Every entry must be reproduced word for word.
Top of Dataset records
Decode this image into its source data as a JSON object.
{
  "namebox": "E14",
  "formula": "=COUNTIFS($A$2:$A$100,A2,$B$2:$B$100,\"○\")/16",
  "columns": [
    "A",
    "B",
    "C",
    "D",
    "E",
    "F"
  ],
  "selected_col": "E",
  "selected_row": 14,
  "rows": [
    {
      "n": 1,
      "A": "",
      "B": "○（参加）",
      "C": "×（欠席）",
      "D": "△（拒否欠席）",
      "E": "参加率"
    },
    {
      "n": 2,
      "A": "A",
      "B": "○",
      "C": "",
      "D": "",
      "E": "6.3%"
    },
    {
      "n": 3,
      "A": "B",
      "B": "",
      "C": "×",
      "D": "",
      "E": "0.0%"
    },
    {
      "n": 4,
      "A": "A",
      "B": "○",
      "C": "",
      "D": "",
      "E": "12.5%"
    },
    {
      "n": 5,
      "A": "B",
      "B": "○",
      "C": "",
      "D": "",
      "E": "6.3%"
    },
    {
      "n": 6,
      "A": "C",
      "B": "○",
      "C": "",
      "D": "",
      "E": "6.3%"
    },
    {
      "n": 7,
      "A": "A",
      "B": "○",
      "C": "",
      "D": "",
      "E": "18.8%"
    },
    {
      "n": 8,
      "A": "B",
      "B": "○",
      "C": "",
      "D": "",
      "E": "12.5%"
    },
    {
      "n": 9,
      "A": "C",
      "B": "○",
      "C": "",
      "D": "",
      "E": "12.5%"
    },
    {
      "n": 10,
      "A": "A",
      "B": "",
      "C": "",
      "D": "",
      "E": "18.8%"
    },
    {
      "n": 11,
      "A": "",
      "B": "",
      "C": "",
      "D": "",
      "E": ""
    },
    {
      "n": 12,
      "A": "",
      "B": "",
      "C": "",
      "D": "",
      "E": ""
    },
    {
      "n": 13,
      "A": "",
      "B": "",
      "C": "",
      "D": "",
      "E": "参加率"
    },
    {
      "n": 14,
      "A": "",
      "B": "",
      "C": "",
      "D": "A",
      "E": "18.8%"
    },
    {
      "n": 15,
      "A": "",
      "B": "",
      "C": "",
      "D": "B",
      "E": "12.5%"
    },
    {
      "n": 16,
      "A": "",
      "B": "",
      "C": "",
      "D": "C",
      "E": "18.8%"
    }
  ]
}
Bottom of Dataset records
_Answer area_:
Decode this image into its source data as a JSON object.
{
  "namebox": "E14",
  "formula": "=COUNTIFS($A$2:$A$100,A2,$B$2:$B$100,\"○\")/16",
  "columns": [
    "A",
    "B",
    "C",
    "D",
    "E",
    "F"
  ],
  "selected_col": "E",
  "selected_row": 14,
  "rows": [
    {
      "n": 1,
      "A": "",
      "B": "○（参加）",
      "C": "×（欠席）",
      "D": "△（拒否欠席）",
      "E": "参加率"
    },
    {
      "n": 2,
      "A": "A",
      "B": "○",
      "C": "",
      "D": "",
      "E": "6.3%"
    },
    {
      "n": 3,
      "A": "B",
      "B": "",
      "C": "×",
      "D": "",
      "E": "0.0%"
    },
    {
      "n": 4,
      "A": "A",
      "B": "○",
      "C": "",
      "D": "",
      "E": "12.5%"
    },
    {
      "n": 5,
      "A": "B",
      "B": "○",
      "C": "",
      "D": "",
      "E": "6.3%"
    },
    {
      "n": 6,
      "A": "C",
      "B": "○",
      "C": "",
      "D": "",
      "E": "6.3%"
    },
    {
      "n": 7,
      "A": "A",
      "B": "○",
      "C": "",
      "D": "",
      "E": "18.8%"
    },
    {
      "n": 8,
      "A": "B",
      "B": "○",
      "C": "",
      "D": "",
      "E": "12.5%"
    },
    {
      "n": 9,
      "A": "C",
      "B": "○",
      "C": "",
      "D": "",
      "E": "12.5%"
    },
    {
      "n": 10,
      "A": "A",
      "B": "",
      "C": "",
      "D": "",
      "E": "18.8%"
    },
    {
      "n": 11,
      "A": "",
      "B": "",
      "C": "",
      "D": "",
      "E": ""
    },
    {
      "n": 12,
      "A": "",
      "B": "",
      "C": "",
      "D": "",
      "E": ""
    },
    {
      "n": 13,
      "A": "",
      "B": "",
      "C": "",
      "D": "",
      "E": "参加率"
    },
    {
      "n": 14,
      "A": "",
      "B": "",
      "C": "",
      "D": "A",
      "E": "18.8%"
    },
    {
      "n": 15,
      "A": "",
      "B": "",
      "C": "",
      "D": "B",
      "E": "12.5%"
    },
    {
      "n": 16,
      "A": "",
      "B": "",
      "C": "",
      "D": "C",
      "E": "18.8%"
    }
  ]
}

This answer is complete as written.